Exercise brief - For each line in the data below that has the word "this", copy that line.

App and web page records
☆ ☆ ☆ ☆ ☆
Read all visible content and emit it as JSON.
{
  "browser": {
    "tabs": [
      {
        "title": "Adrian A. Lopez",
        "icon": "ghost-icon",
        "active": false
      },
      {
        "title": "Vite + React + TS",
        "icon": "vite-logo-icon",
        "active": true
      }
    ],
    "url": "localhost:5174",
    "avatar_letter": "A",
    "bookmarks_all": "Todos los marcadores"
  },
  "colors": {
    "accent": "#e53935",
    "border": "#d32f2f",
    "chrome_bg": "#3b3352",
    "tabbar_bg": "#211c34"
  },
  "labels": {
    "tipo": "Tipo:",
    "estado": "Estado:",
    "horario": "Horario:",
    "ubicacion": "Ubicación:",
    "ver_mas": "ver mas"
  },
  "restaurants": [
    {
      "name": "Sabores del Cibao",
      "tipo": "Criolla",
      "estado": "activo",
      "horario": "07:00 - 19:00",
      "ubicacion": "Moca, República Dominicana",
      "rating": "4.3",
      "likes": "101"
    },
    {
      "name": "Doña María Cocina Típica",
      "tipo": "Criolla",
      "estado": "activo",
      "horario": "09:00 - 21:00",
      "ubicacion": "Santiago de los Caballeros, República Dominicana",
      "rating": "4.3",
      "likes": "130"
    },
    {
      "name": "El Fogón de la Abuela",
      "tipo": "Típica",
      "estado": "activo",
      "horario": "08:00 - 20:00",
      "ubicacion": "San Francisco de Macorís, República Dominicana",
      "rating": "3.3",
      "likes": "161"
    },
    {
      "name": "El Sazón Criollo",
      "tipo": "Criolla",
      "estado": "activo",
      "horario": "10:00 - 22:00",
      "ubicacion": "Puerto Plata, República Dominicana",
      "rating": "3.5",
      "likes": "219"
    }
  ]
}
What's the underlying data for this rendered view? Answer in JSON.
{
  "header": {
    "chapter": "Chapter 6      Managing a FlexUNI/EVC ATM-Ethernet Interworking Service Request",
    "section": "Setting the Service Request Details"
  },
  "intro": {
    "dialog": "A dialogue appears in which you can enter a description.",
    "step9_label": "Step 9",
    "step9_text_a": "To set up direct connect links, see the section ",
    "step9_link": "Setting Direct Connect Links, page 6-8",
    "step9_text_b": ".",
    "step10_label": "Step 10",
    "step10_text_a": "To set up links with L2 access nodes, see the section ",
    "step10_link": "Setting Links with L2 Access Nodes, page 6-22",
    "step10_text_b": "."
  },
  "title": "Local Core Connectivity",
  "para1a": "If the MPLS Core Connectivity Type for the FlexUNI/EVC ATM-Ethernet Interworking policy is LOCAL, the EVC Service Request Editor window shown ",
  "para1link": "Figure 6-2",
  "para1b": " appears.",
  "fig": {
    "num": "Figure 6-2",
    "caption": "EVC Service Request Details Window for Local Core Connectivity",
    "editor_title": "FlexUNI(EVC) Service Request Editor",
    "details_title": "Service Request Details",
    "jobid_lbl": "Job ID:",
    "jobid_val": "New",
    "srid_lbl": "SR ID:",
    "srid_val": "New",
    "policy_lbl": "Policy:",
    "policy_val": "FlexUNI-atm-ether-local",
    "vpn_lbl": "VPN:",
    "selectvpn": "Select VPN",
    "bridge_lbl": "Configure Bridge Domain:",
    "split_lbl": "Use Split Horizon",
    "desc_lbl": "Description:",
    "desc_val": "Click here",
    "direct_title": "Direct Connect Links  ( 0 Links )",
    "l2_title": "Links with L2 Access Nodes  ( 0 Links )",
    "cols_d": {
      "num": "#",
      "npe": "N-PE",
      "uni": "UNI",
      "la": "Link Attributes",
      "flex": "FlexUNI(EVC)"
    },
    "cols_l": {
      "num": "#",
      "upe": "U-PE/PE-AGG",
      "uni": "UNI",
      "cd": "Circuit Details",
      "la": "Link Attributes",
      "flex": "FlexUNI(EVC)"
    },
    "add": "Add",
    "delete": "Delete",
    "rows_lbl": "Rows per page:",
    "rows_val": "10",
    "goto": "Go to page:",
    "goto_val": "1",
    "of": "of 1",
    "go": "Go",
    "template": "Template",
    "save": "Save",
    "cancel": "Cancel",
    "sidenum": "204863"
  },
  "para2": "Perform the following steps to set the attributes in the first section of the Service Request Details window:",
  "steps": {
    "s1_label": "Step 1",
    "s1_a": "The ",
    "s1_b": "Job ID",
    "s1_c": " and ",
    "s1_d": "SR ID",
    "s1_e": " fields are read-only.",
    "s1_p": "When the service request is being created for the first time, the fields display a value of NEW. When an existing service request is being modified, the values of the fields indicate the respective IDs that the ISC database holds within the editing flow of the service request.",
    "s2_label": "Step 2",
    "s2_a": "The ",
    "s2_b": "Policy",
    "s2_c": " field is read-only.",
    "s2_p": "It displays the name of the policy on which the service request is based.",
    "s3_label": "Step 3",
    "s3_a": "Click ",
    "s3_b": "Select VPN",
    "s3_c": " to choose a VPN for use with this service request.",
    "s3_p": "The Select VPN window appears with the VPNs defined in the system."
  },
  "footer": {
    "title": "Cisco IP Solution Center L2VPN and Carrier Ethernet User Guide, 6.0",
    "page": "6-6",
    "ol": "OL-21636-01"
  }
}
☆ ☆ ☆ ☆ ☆
Problem solution -
What's the underlying data for this rendered view? Answer in JSON.
    "s3_c": " to choose a VPN for use with this service request.",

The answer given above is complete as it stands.